Task goal: State how many lines in the entries below contain "elliott". Write nothing but the number.

Records for this exercise:
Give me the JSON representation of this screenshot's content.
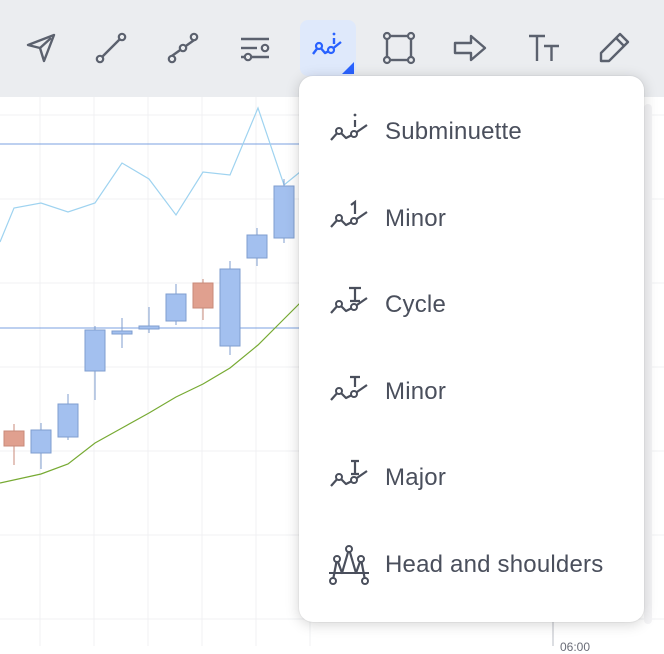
{
  "toolbar": {
    "tools": [
      {
        "icon": "arrow-cursor-icon",
        "active": false
      },
      {
        "icon": "trend-line-icon",
        "active": false
      },
      {
        "icon": "multi-point-line-icon",
        "active": false
      },
      {
        "icon": "fib-retracement-icon",
        "active": false
      },
      {
        "icon": "elliott-wave-icon",
        "active": true
      },
      {
        "icon": "rectangle-icon",
        "active": false
      },
      {
        "icon": "arrow-right-icon",
        "active": false
      },
      {
        "icon": "text-tool-icon",
        "active": false
      },
      {
        "icon": "brush-icon",
        "active": false
      }
    ],
    "accent_color": "#2962ff"
  },
  "menu": {
    "items": [
      {
        "label": "Subminuette",
        "icon": "elliott-subminuette-icon"
      },
      {
        "label": "Minor",
        "icon": "elliott-minor-1-icon"
      },
      {
        "label": "Cycle",
        "icon": "elliott-cycle-icon"
      },
      {
        "label": "Minor",
        "icon": "elliott-minor-t-icon"
      },
      {
        "label": "Major",
        "icon": "elliott-major-icon"
      },
      {
        "label": "Head and shoulders",
        "icon": "head-and-shoulders-icon"
      }
    ]
  },
  "chart": {
    "up_color": "#a3c0ef",
    "down_color": "#e0a08f",
    "ma_color": "#77aa33",
    "line_color": "#9fd3f0",
    "time_label": "06:00"
  }
}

Written answer: 6